Segment Start: Source records
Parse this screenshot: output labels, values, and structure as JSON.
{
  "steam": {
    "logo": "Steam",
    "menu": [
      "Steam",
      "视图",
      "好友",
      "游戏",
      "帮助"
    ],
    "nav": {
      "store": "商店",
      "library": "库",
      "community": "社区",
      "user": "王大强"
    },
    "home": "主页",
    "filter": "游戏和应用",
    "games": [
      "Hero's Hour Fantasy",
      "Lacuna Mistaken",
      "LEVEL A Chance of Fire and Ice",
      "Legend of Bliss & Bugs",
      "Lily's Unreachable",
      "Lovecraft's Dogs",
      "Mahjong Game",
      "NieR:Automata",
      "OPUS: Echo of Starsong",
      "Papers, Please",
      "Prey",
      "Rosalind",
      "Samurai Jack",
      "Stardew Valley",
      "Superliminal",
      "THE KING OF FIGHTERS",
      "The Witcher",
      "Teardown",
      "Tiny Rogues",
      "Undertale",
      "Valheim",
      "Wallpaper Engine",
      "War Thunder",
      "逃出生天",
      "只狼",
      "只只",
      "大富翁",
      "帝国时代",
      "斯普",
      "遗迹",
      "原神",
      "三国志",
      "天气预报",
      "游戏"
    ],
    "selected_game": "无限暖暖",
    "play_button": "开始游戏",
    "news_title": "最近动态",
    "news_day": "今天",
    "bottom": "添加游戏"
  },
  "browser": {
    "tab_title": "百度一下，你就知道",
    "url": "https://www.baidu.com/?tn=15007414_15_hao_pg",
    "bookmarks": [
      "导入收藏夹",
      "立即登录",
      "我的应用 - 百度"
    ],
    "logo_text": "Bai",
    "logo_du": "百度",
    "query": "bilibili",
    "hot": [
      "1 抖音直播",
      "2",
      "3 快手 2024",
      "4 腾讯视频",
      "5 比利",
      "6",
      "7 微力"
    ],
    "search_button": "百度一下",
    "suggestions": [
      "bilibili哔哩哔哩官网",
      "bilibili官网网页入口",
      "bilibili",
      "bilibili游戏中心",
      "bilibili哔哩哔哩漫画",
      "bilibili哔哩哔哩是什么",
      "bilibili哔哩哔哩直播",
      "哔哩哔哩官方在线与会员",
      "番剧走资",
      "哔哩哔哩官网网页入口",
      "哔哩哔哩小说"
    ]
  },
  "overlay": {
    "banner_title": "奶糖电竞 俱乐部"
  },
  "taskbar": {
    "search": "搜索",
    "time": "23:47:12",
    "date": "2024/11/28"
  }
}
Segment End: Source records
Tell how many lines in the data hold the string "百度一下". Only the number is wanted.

2